All of this leaves me expecting that any transition of basic servers to NVMe for us will be every slower than our transition to SATA SSDs, which took way more time that I expected (we more or less started in 2013 but as late as 2017 we were still using HDs in some new servers).
My view of Wayland here in 2021
Somewhat recently there was some Wayland related commotion in the Unix tech circles that I vaguely follow, where Wayland people were unhappy about what anti-Wayland people are doing (for example, which may have been reacting to this). Somewhat in reaction to all of this, I had a Twitter reaction:
My Wayland hot take is that I have no idea how well Wayland works in general, but I do know that for me, switching to it will be very disruptive because I'll need a new window manager and none of the Wayland ones work like my fvwm setup does. So I am and will be clinging to X.
I can't say anything about what modern Wayland is like, because I have no personal experience with Wayland. On my work laptop I use Cinnamon, which doesn't support Wayland. On my home and work desktops, I use a highly customized X environment that would not port to Wayland.
At this point Wayland has been coming for more than ten years and has nominally been definitely the future of Unix graphics for four years. But it's fully supported on all Linux graphics hardware by only two environments (GNOME and KDE, see Debian's description of the hardware requirements). Only two of the five significant Linux desktop environments support Wayland on any hardware (GNOME and KDE, with Cinnamon, XFCE, and MATE not). Canonical is only just releasing a version of Ubuntu that uses Wayland for GNOME by default (21.04), and even then it may not do this on Nvidia GPUs (cf). There are some additional Wayland 'window managers' (compositors) such as Sway, but nothing like the diversity that exists on X (although there may be good reasons for this).
Today, it's not so much that people are refusing to use Wayland, it's that a lot of people cannot. If you're not using GNOME or KDE, you're pretty much out in the cold. If you're using an Nvidia GPU, you're probably out in the cold (even if you use GNOME, your Linux probably defaults to Xorg on your hardware). If you don't use Linux, you're definitely out in the cold.
It's true that X server development has more or less stopped (eg, also), although the X server 21.1 milestone seems small right now. It's also true that the current X server works and supports a broad range of desktop environments and Unixes, and plenty of people are using those.
PS: I don't like Nvidia GPUs either and I don't use them, but a lot of Unix people have them and some of those people don't have any choice, for example on some laptops (or people who need to do GPU computation). And they work in X.
Sidebar: Some Wayland references

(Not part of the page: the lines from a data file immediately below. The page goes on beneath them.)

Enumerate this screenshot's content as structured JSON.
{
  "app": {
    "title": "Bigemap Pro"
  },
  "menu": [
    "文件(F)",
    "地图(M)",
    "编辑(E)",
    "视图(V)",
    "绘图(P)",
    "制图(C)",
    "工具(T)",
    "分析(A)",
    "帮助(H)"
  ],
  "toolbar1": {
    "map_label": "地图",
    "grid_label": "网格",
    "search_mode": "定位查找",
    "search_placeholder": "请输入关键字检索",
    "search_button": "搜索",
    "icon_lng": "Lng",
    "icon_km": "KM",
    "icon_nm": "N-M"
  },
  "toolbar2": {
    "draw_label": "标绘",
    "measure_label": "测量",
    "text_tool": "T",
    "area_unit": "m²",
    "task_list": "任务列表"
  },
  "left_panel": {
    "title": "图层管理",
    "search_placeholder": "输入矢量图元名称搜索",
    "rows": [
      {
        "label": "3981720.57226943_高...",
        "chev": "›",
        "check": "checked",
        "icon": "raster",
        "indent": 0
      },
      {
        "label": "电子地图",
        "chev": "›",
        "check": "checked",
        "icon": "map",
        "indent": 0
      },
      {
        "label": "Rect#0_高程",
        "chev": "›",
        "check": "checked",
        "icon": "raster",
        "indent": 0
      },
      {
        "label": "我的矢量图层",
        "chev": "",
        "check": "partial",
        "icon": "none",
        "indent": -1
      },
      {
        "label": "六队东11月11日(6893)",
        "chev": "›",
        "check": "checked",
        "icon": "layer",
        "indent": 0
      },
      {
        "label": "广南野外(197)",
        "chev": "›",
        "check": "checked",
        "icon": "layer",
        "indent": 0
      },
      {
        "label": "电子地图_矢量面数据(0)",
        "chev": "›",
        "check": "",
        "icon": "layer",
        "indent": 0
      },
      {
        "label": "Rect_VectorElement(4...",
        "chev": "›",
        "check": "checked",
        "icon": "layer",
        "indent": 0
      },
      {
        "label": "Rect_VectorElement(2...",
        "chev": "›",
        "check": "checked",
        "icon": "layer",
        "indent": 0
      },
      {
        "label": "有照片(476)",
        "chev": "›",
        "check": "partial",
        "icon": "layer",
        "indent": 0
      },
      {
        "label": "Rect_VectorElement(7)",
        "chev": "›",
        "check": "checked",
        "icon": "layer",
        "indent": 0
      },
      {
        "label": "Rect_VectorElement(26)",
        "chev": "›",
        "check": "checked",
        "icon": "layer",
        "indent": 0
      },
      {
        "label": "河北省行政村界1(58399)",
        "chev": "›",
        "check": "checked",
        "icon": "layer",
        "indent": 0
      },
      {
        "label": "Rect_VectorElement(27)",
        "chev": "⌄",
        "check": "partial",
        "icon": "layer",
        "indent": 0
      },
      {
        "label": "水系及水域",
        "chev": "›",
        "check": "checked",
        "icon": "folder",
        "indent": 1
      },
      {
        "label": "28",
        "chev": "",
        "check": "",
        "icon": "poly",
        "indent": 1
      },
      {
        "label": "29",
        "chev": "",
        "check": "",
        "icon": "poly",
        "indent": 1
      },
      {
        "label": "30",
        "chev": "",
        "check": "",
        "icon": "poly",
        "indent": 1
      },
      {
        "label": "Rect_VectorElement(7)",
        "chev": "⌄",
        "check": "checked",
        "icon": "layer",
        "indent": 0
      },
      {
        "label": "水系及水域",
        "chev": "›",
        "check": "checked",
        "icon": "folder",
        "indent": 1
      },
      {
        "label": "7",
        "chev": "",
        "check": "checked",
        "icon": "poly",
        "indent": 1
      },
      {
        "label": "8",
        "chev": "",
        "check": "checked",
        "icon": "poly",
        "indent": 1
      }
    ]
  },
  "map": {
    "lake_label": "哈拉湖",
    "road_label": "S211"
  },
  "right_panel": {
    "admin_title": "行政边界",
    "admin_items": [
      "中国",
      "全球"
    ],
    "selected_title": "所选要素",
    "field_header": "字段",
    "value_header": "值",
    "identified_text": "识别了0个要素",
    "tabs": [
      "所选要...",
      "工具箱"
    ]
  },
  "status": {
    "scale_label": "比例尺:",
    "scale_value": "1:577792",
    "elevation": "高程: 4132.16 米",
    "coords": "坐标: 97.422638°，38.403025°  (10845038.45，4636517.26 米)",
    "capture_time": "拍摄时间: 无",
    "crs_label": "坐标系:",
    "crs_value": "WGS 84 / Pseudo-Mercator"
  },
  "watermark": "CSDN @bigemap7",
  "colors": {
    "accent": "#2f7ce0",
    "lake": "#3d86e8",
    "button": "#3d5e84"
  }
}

See the Debian wiki page on supported and unsupported desktop environments, toolkits, and so on. Debian has been using Wayland for GNOME since Debian 10, released in 2019, at least on non-Nvidia hardware. Their Wayland and Nvidia wiki pages are unclear if their GNOME defaults to Wayland even on Nvidia hardware, but I suspect not. The Arch wiki has a list of Wayland compositors, but no information on how usable they are. The Gentoo "Wayland Desktop Landscape" may be helpful, especially since it rates some of the available compositors.